Quick propagation: Parsley can be grown from both seeds and cuttings, making it simple to get started with this herb. The plants require minimal care once they’ve been established, meaning you won’t need to spend too much time caring for them.

Low maintenance: Parsley doesn’t take up too much space or need too much attention, making it perfect for those looking for a low-maintenance plant. It requires only moderate watering and tolerates most soil types including clay soils, sandy soils, and loamy soils. Plus, its deep green leaves look great when added as a garnish to salads or other dishes!

Disease resistance: Parsley has natural disease resistance due to its thick foliage which helps prevent diseases like powdery mildew from taking hold on your plants. This means that if you have any issues with pests or fungus during the summer months, you don’t need to worry about treating your parsley plants since they should remain healthy even without extra protection.

All of these factors make parsley incredibly easy for beginners to grow successfully without putting in too much effort. Its versatility also adds another layer of convenience; whether used fresh or dried, parsley can bring flavor and nutrition into many dishes while adding visual appeal through its vibrant coloration.

9. Rosemary

Rosemary is a fantastic herb for beginners because it’s easy to grow and hardy enough to survive most climates. It has needle-like leaves and can be grown in the garden or indoors in containers. Outdoors, rosemary prefers full sun and well-drained soil with plenty of organic matter added. Indoors, it needs bright light but not direct sunlight.

Rosemary also requires little maintenance once established. For best results, water regularly while keeping the soil evenly moist but never soggy. When pruning rosemary plants outdoors, use sharp scissors to trim back any woody stems that are more than two years old – this will encourage new growth from lower down on the plant. Fertilize your rosemary every spring using a balanced fertilizer; this will help keep it healthy and provide good harvests throughout the year.
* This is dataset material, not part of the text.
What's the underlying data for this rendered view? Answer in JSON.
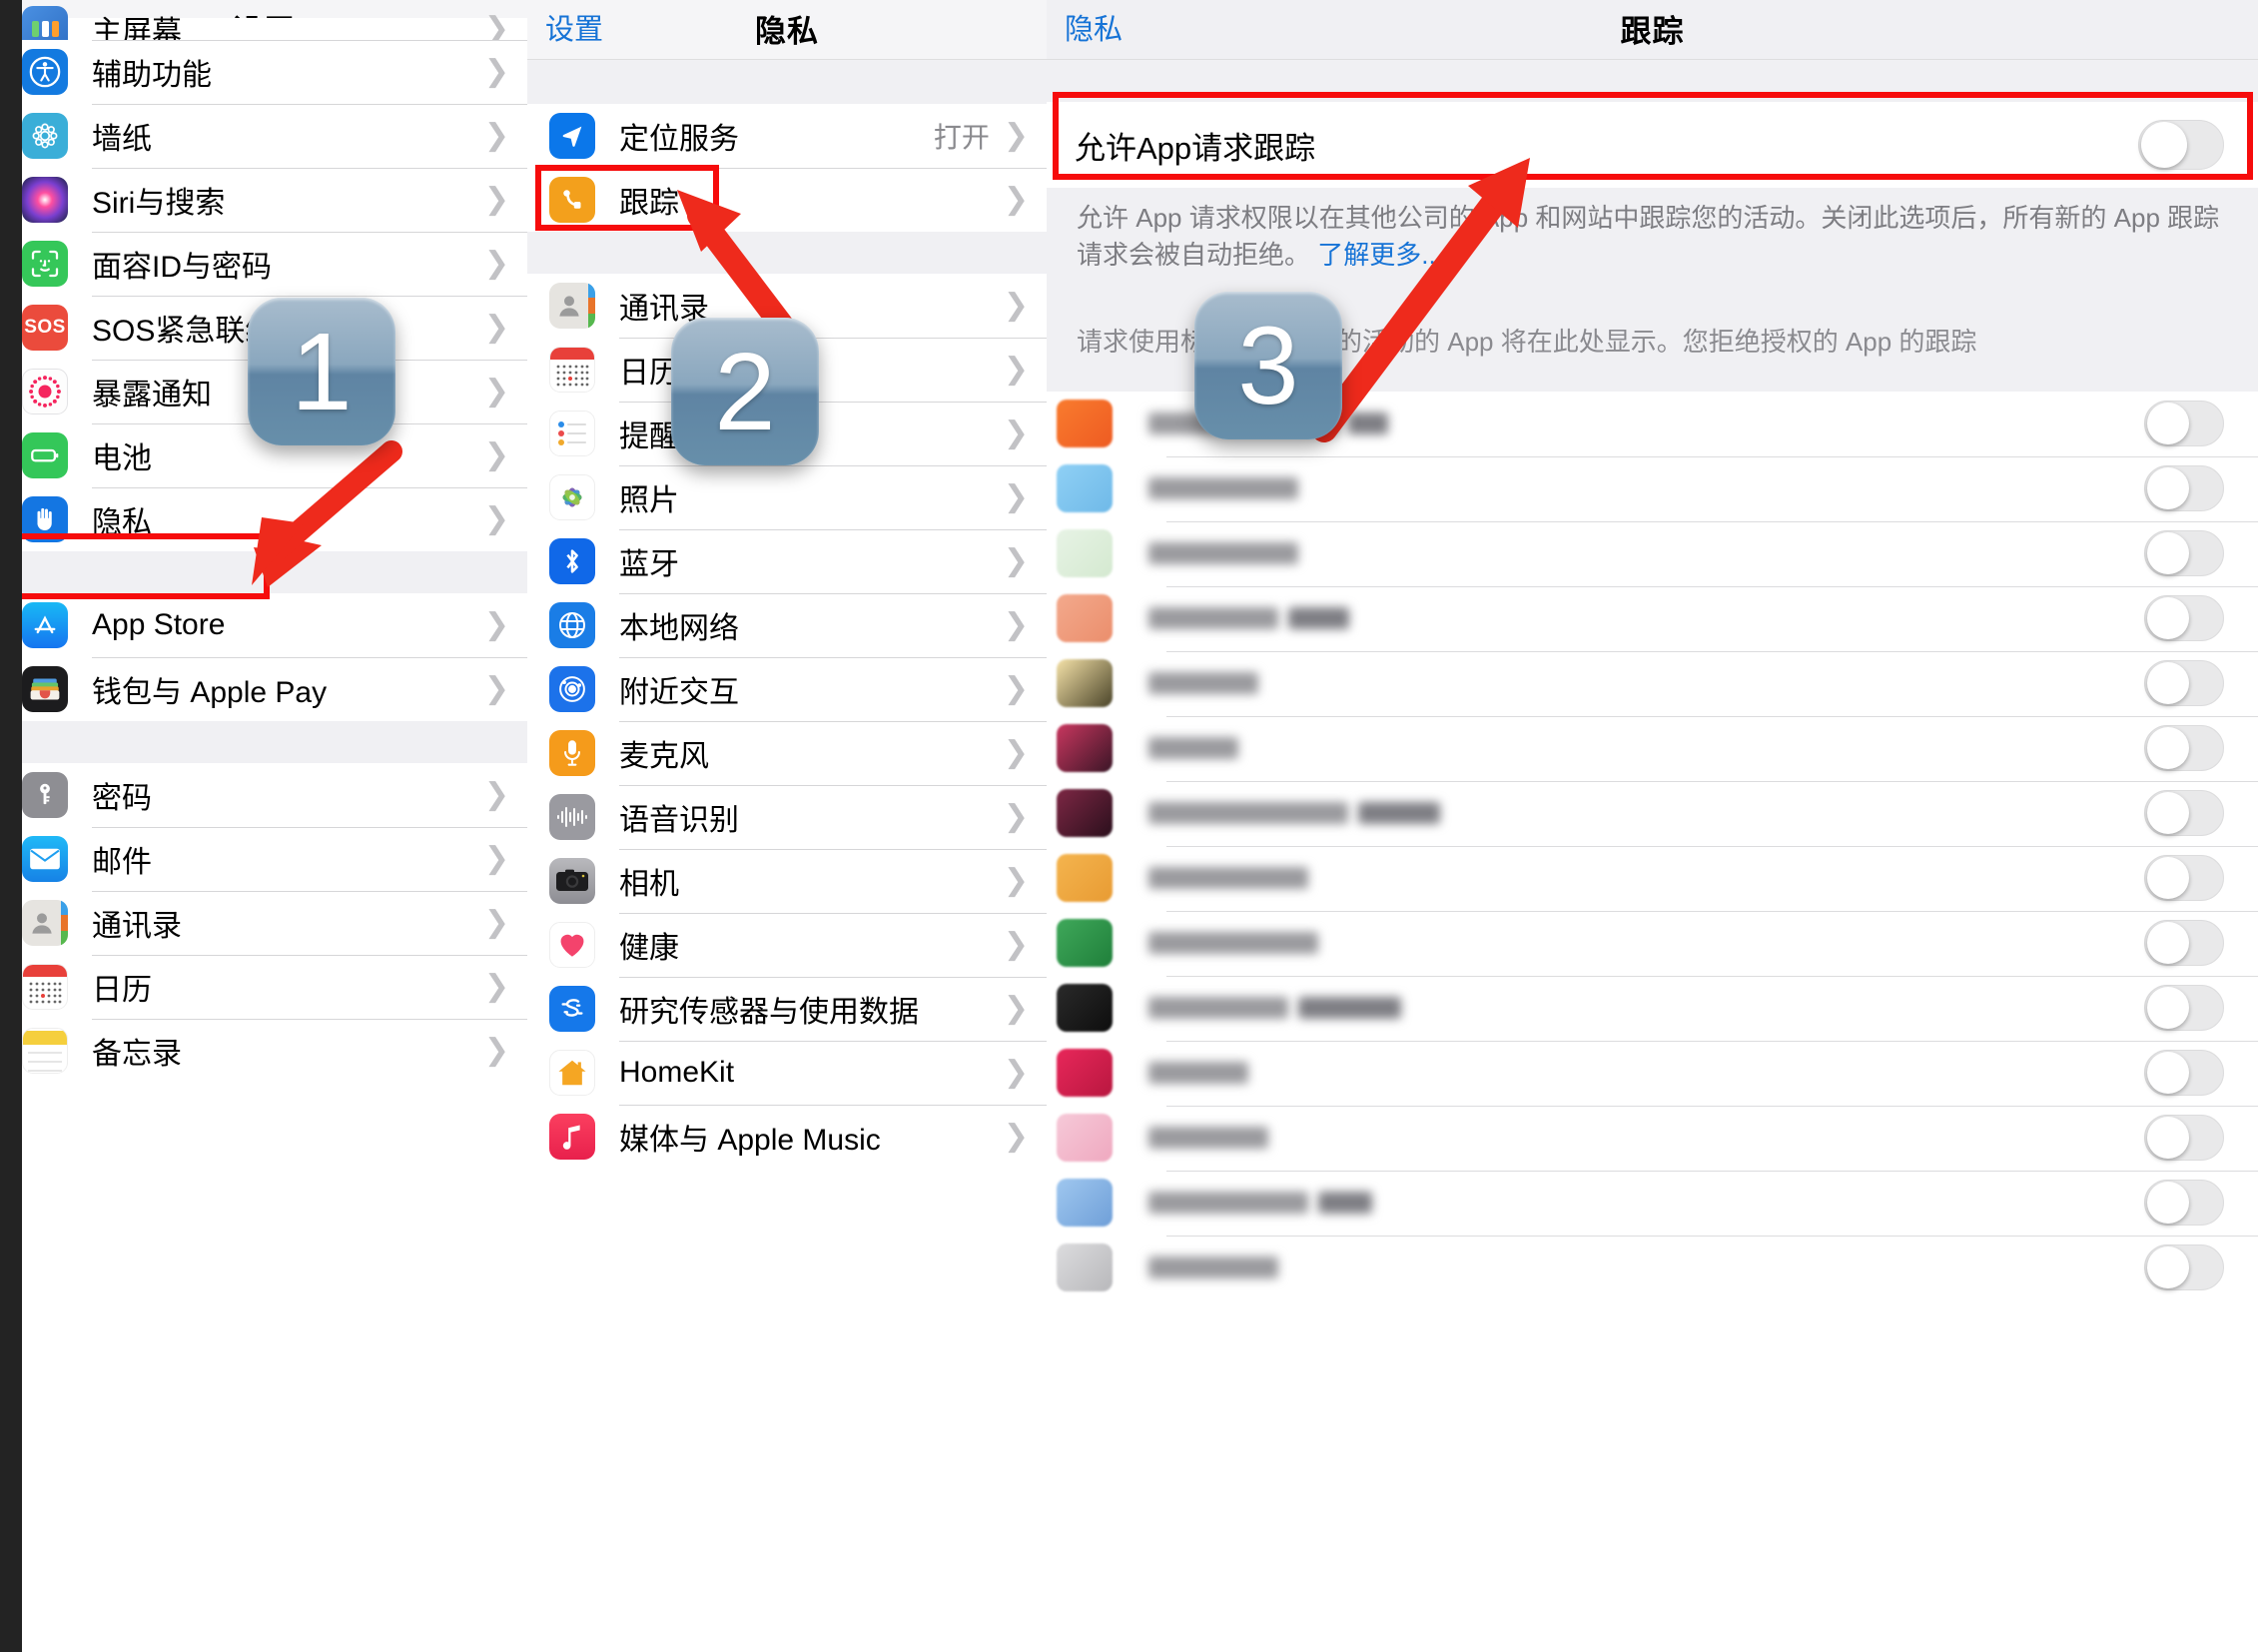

If you’re looking for an attractive addition to your garden that won’t require too much effort, then look no further than rosemary! Its fragrant foliage adds texture and color to borders or rockeries, making it an ideal choice for novice gardeners who want something low-maintenance yet beautiful. Plus, its flowers attract pollinators like bees and butterflies so you’ll have plenty of useful visitors around your home as well!

Its versatility doesn’t stop there either: dried or fresh sprigs can be used in cooking or made into teas – perfect if you’re looking for some extra flavor in your meals or drinks! With all these great benefits, it’s clear why rosemary is quickly becoming one of the go-to herbs for beginner gardeners across the country.
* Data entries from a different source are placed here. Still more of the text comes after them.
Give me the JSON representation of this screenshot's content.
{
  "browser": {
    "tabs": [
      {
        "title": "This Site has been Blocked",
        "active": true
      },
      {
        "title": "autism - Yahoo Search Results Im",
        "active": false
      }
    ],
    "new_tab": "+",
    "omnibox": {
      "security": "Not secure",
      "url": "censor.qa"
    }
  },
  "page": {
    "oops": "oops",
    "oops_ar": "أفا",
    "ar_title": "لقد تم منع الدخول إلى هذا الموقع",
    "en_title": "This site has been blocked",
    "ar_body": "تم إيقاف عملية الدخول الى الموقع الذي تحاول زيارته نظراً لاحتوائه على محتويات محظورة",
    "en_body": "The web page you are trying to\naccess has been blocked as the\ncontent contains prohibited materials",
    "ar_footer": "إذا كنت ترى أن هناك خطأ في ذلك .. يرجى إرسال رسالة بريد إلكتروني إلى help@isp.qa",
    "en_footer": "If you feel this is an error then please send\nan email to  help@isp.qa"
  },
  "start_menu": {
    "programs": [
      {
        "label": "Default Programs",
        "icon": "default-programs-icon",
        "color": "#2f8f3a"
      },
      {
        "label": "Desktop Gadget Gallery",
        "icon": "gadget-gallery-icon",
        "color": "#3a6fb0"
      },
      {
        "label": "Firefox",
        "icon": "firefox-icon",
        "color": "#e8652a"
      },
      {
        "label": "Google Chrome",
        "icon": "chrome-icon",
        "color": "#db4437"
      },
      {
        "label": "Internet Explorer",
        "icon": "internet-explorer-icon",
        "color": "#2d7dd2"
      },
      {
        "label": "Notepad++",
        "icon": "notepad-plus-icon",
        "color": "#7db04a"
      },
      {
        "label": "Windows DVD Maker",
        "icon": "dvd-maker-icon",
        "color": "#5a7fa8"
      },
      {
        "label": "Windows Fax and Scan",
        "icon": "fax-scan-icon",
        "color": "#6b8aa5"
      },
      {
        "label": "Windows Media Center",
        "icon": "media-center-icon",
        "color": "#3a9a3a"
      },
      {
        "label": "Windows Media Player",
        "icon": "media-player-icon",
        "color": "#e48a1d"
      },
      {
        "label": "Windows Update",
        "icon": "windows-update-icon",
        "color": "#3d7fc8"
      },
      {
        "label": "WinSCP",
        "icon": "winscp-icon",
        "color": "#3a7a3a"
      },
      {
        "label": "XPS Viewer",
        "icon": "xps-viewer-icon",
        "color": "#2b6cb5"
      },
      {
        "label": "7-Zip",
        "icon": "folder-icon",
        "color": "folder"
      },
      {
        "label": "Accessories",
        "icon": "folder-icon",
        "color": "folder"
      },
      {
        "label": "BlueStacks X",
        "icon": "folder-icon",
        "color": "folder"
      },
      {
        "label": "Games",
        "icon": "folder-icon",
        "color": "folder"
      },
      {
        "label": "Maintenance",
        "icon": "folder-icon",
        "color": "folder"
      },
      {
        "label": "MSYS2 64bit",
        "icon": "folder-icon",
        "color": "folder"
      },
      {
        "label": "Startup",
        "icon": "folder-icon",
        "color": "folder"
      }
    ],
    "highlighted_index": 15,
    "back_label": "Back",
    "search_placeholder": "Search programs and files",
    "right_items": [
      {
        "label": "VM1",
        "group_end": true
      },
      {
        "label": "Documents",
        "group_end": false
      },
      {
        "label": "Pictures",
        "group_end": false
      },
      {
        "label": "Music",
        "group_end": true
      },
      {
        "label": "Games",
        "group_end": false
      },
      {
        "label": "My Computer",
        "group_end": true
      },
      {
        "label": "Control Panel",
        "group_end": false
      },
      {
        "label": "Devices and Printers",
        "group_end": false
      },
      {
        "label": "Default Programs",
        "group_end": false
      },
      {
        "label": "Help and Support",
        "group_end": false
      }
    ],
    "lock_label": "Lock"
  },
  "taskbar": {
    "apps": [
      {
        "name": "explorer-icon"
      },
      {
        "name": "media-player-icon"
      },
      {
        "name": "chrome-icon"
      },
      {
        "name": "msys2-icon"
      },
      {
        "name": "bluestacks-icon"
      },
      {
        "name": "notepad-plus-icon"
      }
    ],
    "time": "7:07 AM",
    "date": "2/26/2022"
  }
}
10. Sage

sage plant

Sage is an easy herb to grow, even for those with little gardening experience. According to the National Gardening Association, 60% of home gardeners have grown sage in their gardens. Its hardiness and ability to tolerate various soil types make it a great choice for beginners.

The care requirements are minimal – once established (usually after one season), sage needs only occasional watering during dry spells, as well as pruning of spent flower stalks. Sage grows best in full sun but can also handle partial shade; this makes it a versatile addition to any landscape or container garden.

Because of its drought tolerance, sage is not as susceptible to many common diseases and pests that plague other herbs such as parsley and basil. Pest control methods are rarely needed if proper growing conditions are maintained – good air circulation around plants and keeping them free from weeds will usually prevent most insect problems.

In short, sage is low maintenance and undemanding, making it perfect for novice gardeners who want an attractive herb that’s simple to maintain year-round in both indoor and outdoor settings. Whether you’re just starting out or looking for ways to expand your herb garden repertoire, consider adding some beautiful and fragrant sage plants!